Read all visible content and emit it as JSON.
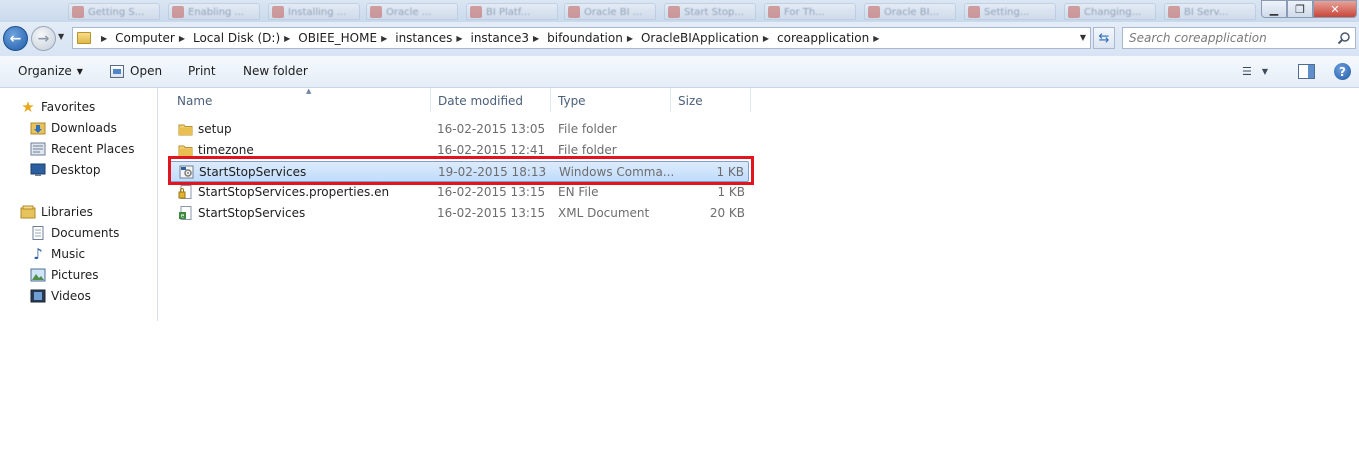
{
  "window": {
    "ghost_tabs": [
      "Getting S...",
      "Enabling ...",
      "Installing ...",
      "Oracle ...",
      "BI Platf...",
      "Oracle BI ...",
      "Start Stop...",
      "For Th...",
      "Oracle BI...",
      "Setting...",
      "Changing...",
      "BI Serv..."
    ],
    "min_label": "▁",
    "max_label": "❐",
    "close_label": "✕"
  },
  "address": {
    "crumbs": [
      "Computer",
      "Local Disk (D:)",
      "OBIEE_HOME",
      "instances",
      "instance3",
      "bifoundation",
      "OracleBIApplication",
      "coreapplication"
    ],
    "search_placeholder": "Search coreapplication"
  },
  "commands": {
    "organize": "Organize",
    "open": "Open",
    "print": "Print",
    "new_folder": "New folder"
  },
  "nav": {
    "favorites_label": "Favorites",
    "favorites": [
      "Downloads",
      "Recent Places",
      "Desktop"
    ],
    "libraries_label": "Libraries",
    "libraries": [
      "Documents",
      "Music",
      "Pictures",
      "Videos"
    ]
  },
  "columns": {
    "name": "Name",
    "date": "Date modified",
    "type": "Type",
    "size": "Size"
  },
  "files": [
    {
      "name": "setup",
      "date": "16-02-2015 13:05",
      "type": "File folder",
      "size": "",
      "icon": "folder-icon"
    },
    {
      "name": "timezone",
      "date": "16-02-2015 12:41",
      "type": "File folder",
      "size": "",
      "icon": "folder-icon"
    },
    {
      "name": "StartStopServices",
      "date": "19-02-2015 18:13",
      "type": "Windows Comma...",
      "size": "1 KB",
      "icon": "batch-file-icon"
    },
    {
      "name": "StartStopServices.properties.en",
      "date": "16-02-2015 13:15",
      "type": "EN File",
      "size": "1 KB",
      "icon": "locked-file-icon"
    },
    {
      "name": "StartStopServices",
      "date": "16-02-2015 13:15",
      "type": "XML Document",
      "size": "20 KB",
      "icon": "xml-file-icon"
    }
  ],
  "colors": {
    "highlight": "#e2151e",
    "selection": "#c1dcfc",
    "accent": "#1f5ca8"
  }
}
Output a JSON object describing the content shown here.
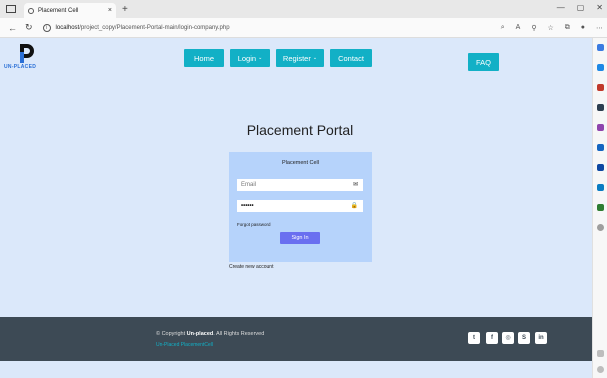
{
  "browser": {
    "tab_title": "Placement Cell",
    "tab_close": "×",
    "new_tab": "+",
    "url_host": "localhost",
    "url_path": "/project_copy/Placement-Portal-main/login-company.php"
  },
  "site": {
    "logo_text": "UN-PLACED",
    "nav": {
      "home": "Home",
      "login": "Login",
      "register": "Register",
      "contact": "Contact",
      "faq": "FAQ"
    },
    "title": "Placement Portal",
    "form": {
      "heading": "Placement Cell",
      "email_placeholder": "Email",
      "password_value": "••••••",
      "forgot": "Forgot password",
      "signin": "Sign In",
      "create": "Create new account"
    },
    "footer": {
      "copyright_prefix": "© Copyright ",
      "brand": "Un-placed",
      "copyright_suffix": ". All Rights Reserved",
      "link": "Un-Placed PlacementCell"
    },
    "social_icons": [
      "twitter-icon",
      "facebook-icon",
      "instagram-icon",
      "skype-icon",
      "linkedin-icon"
    ],
    "social_glyphs": [
      "t",
      "f",
      "◎",
      "S",
      "in"
    ]
  },
  "colors": {
    "page_bg": "#dbe8fa",
    "nav_bg": "#12b0c6",
    "card_bg": "#b6d3fb",
    "signin_bg": "#6a6ff0",
    "footer_bg": "#3d4a55"
  }
}
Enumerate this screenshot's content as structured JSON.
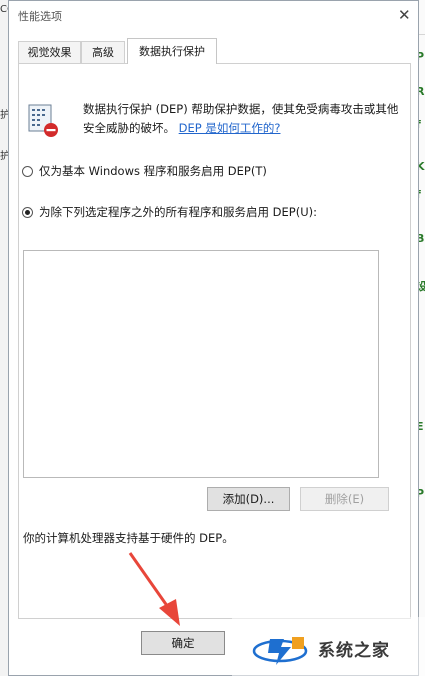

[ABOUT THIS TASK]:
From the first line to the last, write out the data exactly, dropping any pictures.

[TASK OUTPUT]:
Read all visible content and emit it as JSON.
{
  "window": {
    "ghost_tabs": [
      "Getting S...",
      "Enabling ...",
      "Installing ...",
      "Oracle ...",
      "BI Platf...",
      "Oracle BI ...",
      "Start Stop...",
      "For Th...",
      "Oracle BI...",
      "Setting...",
      "Changing...",
      "BI Serv..."
    ],
    "min_label": "▁",
    "max_label": "❐",
    "close_label": "✕"
  },
  "address": {
    "crumbs": [
      "Computer",
      "Local Disk (D:)",
      "OBIEE_HOME",
      "instances",
      "instance3",
      "bifoundation",
      "OracleBIApplication",
      "coreapplication"
    ],
    "search_placeholder": "Search coreapplication"
  },
  "commands": {
    "organize": "Organize",
    "open": "Open",
    "print": "Print",
    "new_folder": "New folder"
  },
  "nav": {
    "favorites_label": "Favorites",
    "favorites": [
      "Downloads",
      "Recent Places",
      "Desktop"
    ],
    "libraries_label": "Libraries",
    "libraries": [
      "Documents",
      "Music",
      "Pictures",
      "Videos"
    ]
  },
  "columns": {
    "name": "Name",
    "date": "Date modified",
    "type": "Type",
    "size": "Size"
  },
  "files": [
    {
      "name": "setup",
      "date": "16-02-2015 13:05",
      "type": "File folder",
      "size": "",
      "icon": "folder-icon"
    },
    {
      "name": "timezone",
      "date": "16-02-2015 12:41",
      "type": "File folder",
      "size": "",
      "icon": "folder-icon"
    },
    {
      "name": "StartStopServices",
      "date": "19-02-2015 18:13",
      "type": "Windows Comma...",
      "size": "1 KB",
      "icon": "batch-file-icon"
    },
    {
      "name": "StartStopServices.properties.en",
      "date": "16-02-2015 13:15",
      "type": "EN File",
      "size": "1 KB",
      "icon": "locked-file-icon"
    },
    {
      "name": "StartStopServices",
      "date": "16-02-2015 13:15",
      "type": "XML Document",
      "size": "20 KB",
      "icon": "xml-file-icon"
    }
  ],
  "colors": {
    "highlight": "#e2151e",
    "selection": "#c1dcfc",
    "accent": "#1f5ca8"
  }
}
Output a JSON object describing the content shown here.
{
  "browser": {
    "tab_title": "Placement Cell",
    "tab_close": "×",
    "new_tab": "+",
    "url_host": "localhost",
    "url_path": "/project_copy/Placement-Portal-main/login-company.php"
  },
  "site": {
    "logo_text": "UN-PLACED",
    "nav": {
      "home": "Home",
      "login": "Login",
      "register": "Register",
      "contact": "Contact",
      "faq": "FAQ"
    },
    "title": "Placement Portal",
    "form": {
      "heading": "Placement Cell",
      "email_placeholder": "Email",
      "password_value": "••••••",
      "forgot": "Forgot password",
      "signin": "Sign In",
      "create": "Create new account"
    },
    "footer": {
      "copyright_prefix": "© Copyright ",
      "brand": "Un-placed",
      "copyright_suffix": ". All Rights Reserved",
      "link": "Un-Placed PlacementCell"
    },
    "social_icons": [
      "twitter-icon",
      "facebook-icon",
      "instagram-icon",
      "skype-icon",
      "linkedin-icon"
    ],
    "social_glyphs": [
      "t",
      "f",
      "◎",
      "S",
      "in"
    ]
  },
  "colors": {
    "page_bg": "#dbe8fa",
    "nav_bg": "#12b0c6",
    "card_bg": "#b6d3fb",
    "signin_bg": "#6a6ff0",
    "footer_bg": "#3d4a55"
  }
}
Enumerate this screenshot's content as structured JSON.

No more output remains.